Miranda is a young woman now. She grows to love him. To want him. And he her. She will literally hang on to him to prevent him from disappearing.
Who is Fenny if he’s not a ghost? He is, after all, solid. I failed to mention that before. I am mentioning it now. Perhaps Miranda craves that which is “solid”, a solid relationship , a solid understanding of how she fits into the Honeywell family. Her relationship with her mother is far from solid. The prison system does not allow her to see her. Her relationship with Daniel is confusing. She feels more at home with the Honeywells than she does at her aunt’s place. Is Fenny the physical incarnation of Miranda ’ s desire to belong? And will Fenny ever come inside? Will Miranda ever rid herself of the feeling that she is always on the outside, looking in? Outside. Inside.
Outside the Christmas house. Inside the Christmas house. The places in between the inside and outside, the places that fuel the supernatural. These are the themes I have noticed in these stories. These themes relate to my observations concerning Christmas haunted houses in literature – fragile safety zones that are in no way impermeable to the dark forces that lurk outside in the darkened night of winter.
As a reminder, these are not the only stories in the book. I have covered less than half. But these are the Christmas haunted house stories. I recommend buying the book and reading all the stories. Some are better than others, but this is always the case with anthologies.
Thank you for reading this article about Ghosts of Christmas Past, especially since Christmas has passed (See what I did there?). I wish you a happy post-Christmas. May your home receive the leftovers of the Christmas ghost. May they haunt your house – inside and out.

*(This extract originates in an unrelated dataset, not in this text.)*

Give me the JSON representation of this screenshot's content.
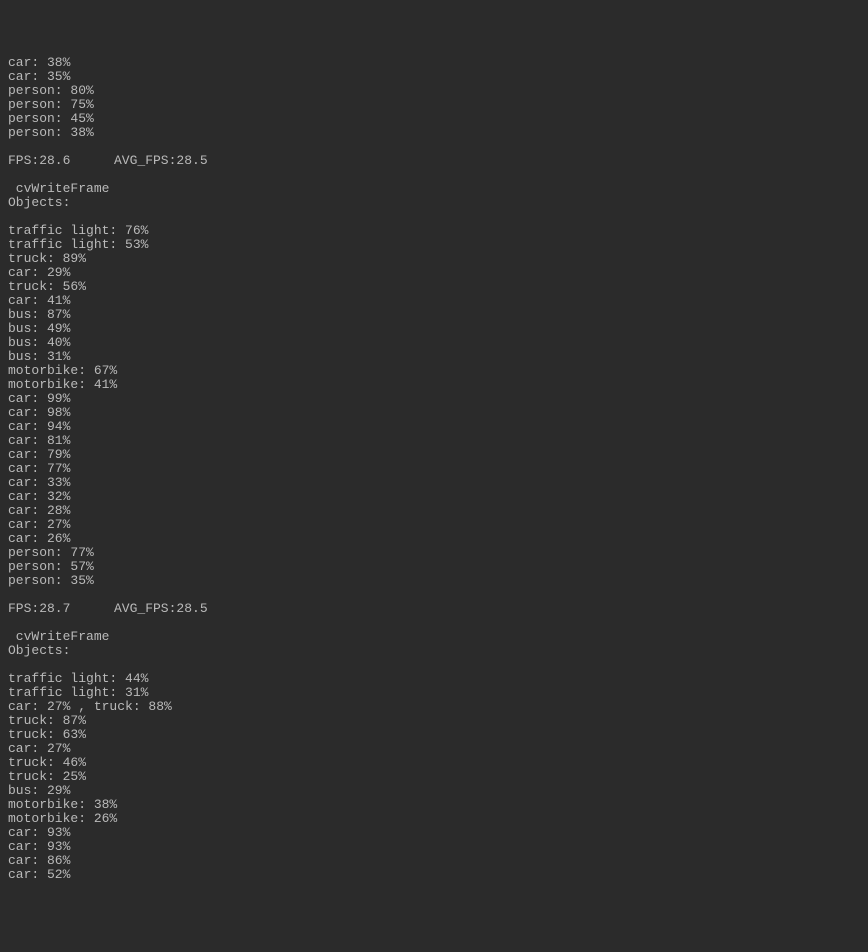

“Tis the time of Christmas season , FA LA LA LA LA…. and stuff
Deck the page with lovely reruns FA LA LA LA LA…. that’s enough.”
Yes, this piece will be another one of those posts littered with links to some of my past articles and reviews concerning Christmas and Spooky Stuff. Forgive me, but keep in mind, so many established entertainment entities do this. Take SNL, they have their “Christmas Special” where they regurgitate clips from past episodes. So..that’s what this article is – it’s special! As Radiohead so eloquently phrases it, “so fucking special!!”
The truth of the matter is that I’ve been busy, and I’ve faced certain obstacles that have prevented me from writing. I went travelling for a few days, so there’s that. Then there is the holiday season, which always works against ones normal, everyday schedule. And then my computer went on the fritz. It took some time to get things up and working again. But I’m here now, and Christmas is several days away , so here comes a Christmas – themed post for ya- An index of articles and reviews that I have written pertaining to haunted houses and the holidays. Enjoy!
First on the list is this article – Christmas Ghosts and Haunted Houses. I trace the history of the Christmas ghost story. By the article’s end, I make the case for the Christmas haunted house, a unique set up where such a house can be distinguished from other haunted houses in literature.
Next, a review of A Strange Christmas Game by J H Riddell. This is a story about ghosts that recreate the events of a deadly game that occurred on a Christmas Eve in the past.
Next, there is story called Smee. This is a review of a a very popular Christmas ghost (and haunted house) story, at least according to the number of hits this post receives all year long. Written by A. M Burrage, it is a story of a game of hide and seek in a big old house. A ghost joins in the game.
Finally, A Christmas haunted house story written by yours truly (hint: that’s me!). A frightened old man helplessly tries to ward of all the ghosts that haunt his house on Christmas Eve. Please read my story – Spirits in the Night, Exchanging Chances